Inland Revenue's logo is seen against a teal background. A grey strip moves across the screen.


"Do you receive rental income?"


A house flips up with the title 'Rental Income' above it. The title fades and a form labelled 'Income tax return' pops up out of the roof of the house, stops, and then flies up out of the screen to show it being filed.

A bubble with a picture of a landlord, a person with a key, appears. A tick indicates the landlord is doing the right thing.

The bubble fades and a question mark appears above the house, asking whether or not you know about temporary rental arrangements.

A tenant walks into the rental property.


"Almost all rental income is taxable, including income you receive from renting out:

  • a residential property
  • your own home
  • a room in your home to boarders or flatmates
  • a sleepout or caravan."


A white strip flows from right to left containing a grey pie chart with a large part of it highlighted in green. The pie division changes so a small part is now highlighted green, showing you have to pay tax on long and short term rentals.

The pie divisions disappear and a 'Rental contract' is shown in the circle. A second circle showing a handshake agreement appears next to the formal rental contract.

The circles disappear, replaced by the web address for the Inland Revenue property website,


"Whether long-term or short-term.  And whether you have a formal agreement in place or not, everything you need to know is on Inland Revenue's residential property web page."


A grey strip scrolls across the screen and a house flips up. The tenant walks back into the rental property. An orange circle with an 'equals' symbol (=) appears. The symbol is replaced with a 'less than' (<) symbol.

The words 'Weekly standard cost' appear above the house.

The 'less than' symbol is replaced with the words 'Income tax return', then a cross appears through it, indicating you won't need to file a tax return under the circumstances described.

The circle disappears and an Income tax return appears pops up out of the house. A balance sheet appears showing how to calculate your net income. The words 'Income – Expenses' give the balance of net income, shown by the dollar ($) symbol.

The balance sheet slides to the right and a calendar showing '31 March' appears, to show the end of the tax year.
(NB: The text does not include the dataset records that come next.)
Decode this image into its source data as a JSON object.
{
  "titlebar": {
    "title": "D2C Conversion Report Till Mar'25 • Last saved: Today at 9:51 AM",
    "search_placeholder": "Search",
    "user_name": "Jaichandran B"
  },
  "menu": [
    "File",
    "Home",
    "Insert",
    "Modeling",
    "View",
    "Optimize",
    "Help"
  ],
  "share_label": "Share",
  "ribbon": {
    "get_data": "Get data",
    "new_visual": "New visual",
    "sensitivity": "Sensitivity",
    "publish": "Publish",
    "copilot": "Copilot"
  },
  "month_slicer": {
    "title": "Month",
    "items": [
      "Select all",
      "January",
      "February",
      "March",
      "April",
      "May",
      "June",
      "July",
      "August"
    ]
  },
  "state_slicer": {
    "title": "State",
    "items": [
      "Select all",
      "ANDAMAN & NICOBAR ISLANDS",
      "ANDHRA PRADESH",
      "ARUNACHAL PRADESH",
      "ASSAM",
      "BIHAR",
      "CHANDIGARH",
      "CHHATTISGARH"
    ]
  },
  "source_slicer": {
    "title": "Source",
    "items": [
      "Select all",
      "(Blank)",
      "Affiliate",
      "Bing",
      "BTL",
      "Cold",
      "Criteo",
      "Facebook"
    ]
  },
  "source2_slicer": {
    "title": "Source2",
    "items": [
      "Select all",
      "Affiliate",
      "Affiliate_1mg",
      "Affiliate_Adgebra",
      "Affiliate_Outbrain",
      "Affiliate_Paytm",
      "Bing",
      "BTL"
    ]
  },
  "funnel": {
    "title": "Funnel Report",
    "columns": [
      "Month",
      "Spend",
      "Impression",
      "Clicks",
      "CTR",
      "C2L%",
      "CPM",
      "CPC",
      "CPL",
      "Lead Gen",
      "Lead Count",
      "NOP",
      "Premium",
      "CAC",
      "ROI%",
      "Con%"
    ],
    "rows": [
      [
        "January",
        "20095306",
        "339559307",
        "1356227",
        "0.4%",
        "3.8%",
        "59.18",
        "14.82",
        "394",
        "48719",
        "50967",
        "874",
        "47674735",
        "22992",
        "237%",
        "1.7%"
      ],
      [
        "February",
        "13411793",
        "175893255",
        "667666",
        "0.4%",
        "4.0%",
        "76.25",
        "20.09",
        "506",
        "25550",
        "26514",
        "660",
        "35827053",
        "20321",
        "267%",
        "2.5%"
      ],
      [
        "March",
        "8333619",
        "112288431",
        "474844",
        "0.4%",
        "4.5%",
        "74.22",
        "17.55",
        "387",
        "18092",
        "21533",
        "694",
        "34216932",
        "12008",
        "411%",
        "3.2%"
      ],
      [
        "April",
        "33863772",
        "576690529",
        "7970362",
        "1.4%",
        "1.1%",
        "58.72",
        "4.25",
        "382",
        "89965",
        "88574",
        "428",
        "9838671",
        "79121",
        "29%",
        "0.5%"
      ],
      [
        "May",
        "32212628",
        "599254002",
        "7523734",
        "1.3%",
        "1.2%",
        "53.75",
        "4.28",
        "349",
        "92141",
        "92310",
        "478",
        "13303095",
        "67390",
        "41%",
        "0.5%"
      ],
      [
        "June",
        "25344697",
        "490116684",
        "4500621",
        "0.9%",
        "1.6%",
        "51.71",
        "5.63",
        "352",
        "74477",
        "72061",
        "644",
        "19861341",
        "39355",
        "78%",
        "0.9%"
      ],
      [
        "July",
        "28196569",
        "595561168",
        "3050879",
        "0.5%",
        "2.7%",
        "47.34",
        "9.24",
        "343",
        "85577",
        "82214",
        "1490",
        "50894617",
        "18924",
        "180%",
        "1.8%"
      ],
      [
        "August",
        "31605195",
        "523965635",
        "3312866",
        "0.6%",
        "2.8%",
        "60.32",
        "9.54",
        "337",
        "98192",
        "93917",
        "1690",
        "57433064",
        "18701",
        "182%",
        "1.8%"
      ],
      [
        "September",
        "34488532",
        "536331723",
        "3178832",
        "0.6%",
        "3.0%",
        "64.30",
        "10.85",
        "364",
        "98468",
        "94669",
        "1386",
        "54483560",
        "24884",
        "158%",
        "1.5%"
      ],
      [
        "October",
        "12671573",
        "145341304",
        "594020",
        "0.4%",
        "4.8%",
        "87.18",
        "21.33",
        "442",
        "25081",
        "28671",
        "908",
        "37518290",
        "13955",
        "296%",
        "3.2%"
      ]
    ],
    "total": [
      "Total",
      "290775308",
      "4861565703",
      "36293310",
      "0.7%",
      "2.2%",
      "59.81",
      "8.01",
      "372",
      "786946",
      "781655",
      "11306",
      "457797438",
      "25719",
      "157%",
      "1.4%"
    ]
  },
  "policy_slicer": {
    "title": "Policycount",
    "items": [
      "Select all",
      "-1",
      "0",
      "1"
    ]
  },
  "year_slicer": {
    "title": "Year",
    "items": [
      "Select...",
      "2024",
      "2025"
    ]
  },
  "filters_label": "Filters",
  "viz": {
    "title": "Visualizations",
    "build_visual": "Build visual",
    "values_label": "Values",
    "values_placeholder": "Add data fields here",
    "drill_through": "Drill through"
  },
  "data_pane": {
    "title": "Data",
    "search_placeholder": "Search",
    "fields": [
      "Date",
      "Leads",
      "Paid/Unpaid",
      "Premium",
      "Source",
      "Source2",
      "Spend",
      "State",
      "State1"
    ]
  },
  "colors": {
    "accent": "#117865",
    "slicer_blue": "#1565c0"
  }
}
The date fades.


"You won't need to pay tax on income from private boarders if the rent is equal to or below a certain amount (called the weekly standard cost). You won't need to file an income tax return if this is your only income."

"If your income is taxable, you'll need to keep a record of all your income and expenses so you can calculate your profit at the end of the tax year (that's the 31st of March for most people)."


An orange circle appears containing a shield, representing insurance. The shield is replaced by a dollar symbol to represent rates, then some work tools to represent repairs and maintenance.

The tools fade and a form and dollar symbol appear, showing how tax agents can help with the paperwork.

The circle fades and a dollar symbol appears, showing you can claim your accounting fees as an expense. The dollar symbol fades.


"Examples of deductible expenses might be:

  • property insurance
  • rates or
  • repairs and maintenance."

"Many people ask a tax agent to help with the paperwork.  You can even claim your accounting fees as an expense."


A room in the house is highlighted orange, then fades back to white. The income tax return moves upwards indicating it has been filed.

A teal-coloured calendar with the date '7 Jul' appears to show that is the date Inland Revenue requires most people to file their tax returns by.


"If you're renting out a room, you can only claim a proportion of your household expenses."

"Once you've worked out your profit, file your income tax return with Inland Revenue by the due date.  This is normally the 7th of July."


The screen fades to teal and the Inland Revenue logo appears. After a short time the web address appears under the Inland Revenue logo.

A short white strip slides up from the bottom of the screen and the New Zealand Government logo appears against the white background.


"Our taxes help pay for essential important public services like hospitals and important social services - including the Canterbury rebuild. Please check our webpage,, to make sure you're paying your fair share."